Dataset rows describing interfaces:

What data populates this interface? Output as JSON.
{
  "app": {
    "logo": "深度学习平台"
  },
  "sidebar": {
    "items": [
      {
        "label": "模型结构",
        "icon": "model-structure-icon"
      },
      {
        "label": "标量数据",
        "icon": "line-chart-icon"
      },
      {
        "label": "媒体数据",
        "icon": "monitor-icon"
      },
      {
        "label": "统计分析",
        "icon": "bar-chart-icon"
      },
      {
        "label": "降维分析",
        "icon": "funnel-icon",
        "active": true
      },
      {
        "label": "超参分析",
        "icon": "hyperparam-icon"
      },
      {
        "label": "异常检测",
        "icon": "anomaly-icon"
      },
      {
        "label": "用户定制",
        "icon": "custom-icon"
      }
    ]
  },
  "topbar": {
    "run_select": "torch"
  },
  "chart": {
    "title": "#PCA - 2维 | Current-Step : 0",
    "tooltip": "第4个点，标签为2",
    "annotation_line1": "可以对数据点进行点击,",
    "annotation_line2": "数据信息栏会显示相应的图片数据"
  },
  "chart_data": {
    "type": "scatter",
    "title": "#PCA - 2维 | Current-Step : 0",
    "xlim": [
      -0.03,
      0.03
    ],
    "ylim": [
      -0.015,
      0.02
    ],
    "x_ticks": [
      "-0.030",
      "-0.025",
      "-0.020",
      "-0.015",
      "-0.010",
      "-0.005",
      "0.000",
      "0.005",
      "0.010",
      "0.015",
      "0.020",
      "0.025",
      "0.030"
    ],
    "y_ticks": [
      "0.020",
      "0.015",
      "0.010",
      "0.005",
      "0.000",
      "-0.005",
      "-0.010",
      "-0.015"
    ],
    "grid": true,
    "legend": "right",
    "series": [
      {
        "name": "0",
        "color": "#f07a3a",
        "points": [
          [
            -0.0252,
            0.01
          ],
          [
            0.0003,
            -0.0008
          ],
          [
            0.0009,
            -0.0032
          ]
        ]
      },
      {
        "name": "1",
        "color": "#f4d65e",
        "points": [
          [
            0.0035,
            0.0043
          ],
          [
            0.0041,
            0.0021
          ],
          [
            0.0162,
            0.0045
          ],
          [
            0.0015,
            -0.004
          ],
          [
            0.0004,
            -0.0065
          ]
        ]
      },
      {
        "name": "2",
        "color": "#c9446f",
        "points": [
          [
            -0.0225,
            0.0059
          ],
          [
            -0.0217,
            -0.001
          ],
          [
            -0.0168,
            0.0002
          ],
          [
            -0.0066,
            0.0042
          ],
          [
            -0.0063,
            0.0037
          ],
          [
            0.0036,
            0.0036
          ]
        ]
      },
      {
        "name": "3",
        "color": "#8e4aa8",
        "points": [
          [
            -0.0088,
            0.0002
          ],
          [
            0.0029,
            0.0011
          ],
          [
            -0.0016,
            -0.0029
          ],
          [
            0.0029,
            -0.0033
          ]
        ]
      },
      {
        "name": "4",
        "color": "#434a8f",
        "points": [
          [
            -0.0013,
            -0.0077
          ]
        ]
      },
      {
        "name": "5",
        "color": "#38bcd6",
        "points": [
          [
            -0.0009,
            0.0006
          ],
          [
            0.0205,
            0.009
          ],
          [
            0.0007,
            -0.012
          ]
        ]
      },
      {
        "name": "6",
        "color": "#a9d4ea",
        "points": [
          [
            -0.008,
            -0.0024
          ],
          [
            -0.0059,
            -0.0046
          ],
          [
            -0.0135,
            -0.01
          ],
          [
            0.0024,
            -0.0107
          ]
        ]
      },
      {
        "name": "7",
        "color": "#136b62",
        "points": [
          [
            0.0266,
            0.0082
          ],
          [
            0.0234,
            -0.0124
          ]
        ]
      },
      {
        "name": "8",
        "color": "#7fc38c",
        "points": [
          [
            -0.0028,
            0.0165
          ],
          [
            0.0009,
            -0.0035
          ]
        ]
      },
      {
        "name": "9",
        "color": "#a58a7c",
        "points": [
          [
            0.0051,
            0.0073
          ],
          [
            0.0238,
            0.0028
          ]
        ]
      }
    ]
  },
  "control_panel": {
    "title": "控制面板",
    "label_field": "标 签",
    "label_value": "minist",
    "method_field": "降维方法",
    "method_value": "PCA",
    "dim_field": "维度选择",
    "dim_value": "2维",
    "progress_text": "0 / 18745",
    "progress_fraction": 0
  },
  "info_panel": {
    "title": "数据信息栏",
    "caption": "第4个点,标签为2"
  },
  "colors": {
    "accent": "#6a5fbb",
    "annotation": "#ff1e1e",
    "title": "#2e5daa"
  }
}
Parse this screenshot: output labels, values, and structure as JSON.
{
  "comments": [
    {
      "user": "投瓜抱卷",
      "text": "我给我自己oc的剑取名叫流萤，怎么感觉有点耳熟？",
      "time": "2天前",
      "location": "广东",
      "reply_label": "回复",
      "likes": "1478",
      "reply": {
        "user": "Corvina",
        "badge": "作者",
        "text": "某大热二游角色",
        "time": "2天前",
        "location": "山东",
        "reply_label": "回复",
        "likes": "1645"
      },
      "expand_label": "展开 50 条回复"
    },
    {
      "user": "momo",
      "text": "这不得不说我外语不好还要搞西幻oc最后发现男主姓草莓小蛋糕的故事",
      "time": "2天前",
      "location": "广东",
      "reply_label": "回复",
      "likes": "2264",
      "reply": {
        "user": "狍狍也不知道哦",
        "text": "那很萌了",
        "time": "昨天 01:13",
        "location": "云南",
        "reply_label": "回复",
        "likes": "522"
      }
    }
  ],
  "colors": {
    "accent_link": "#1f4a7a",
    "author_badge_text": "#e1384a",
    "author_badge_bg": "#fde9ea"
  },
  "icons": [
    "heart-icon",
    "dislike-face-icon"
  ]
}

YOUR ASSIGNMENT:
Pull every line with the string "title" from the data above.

ANSWER BOX:
    "title": "#PCA - 2维 | Current-Step : 0",
    "title": "#PCA - 2维 | Current-Step : 0",
    "title": "控制面板",
    "title": "数据信息栏",
    "title": "#2e5daa"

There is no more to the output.